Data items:
——
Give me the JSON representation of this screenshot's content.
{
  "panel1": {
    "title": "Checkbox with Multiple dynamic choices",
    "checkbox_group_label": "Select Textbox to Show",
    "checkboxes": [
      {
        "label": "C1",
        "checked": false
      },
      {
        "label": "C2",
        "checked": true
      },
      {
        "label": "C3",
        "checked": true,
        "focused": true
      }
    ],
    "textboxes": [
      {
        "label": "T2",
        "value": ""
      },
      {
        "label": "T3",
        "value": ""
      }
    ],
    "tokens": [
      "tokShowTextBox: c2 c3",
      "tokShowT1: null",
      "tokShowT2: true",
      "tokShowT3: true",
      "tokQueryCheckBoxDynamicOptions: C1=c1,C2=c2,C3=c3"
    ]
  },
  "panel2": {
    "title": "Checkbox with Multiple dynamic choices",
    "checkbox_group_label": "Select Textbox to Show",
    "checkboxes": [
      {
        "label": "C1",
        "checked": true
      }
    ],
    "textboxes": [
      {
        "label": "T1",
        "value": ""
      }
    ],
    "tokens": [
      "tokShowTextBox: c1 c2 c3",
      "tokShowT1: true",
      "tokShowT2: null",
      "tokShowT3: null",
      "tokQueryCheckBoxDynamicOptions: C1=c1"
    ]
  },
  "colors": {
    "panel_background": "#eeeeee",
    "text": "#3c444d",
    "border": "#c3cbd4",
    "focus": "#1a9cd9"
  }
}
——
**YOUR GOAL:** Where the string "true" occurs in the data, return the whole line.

**ANSWER FOR THE TASK:**
        "checked": true
        "checked": true,
        "focused": true
      "tokShowT2: true",
      "tokShowT3: true",
        "checked": true
      "tokShowT1: true",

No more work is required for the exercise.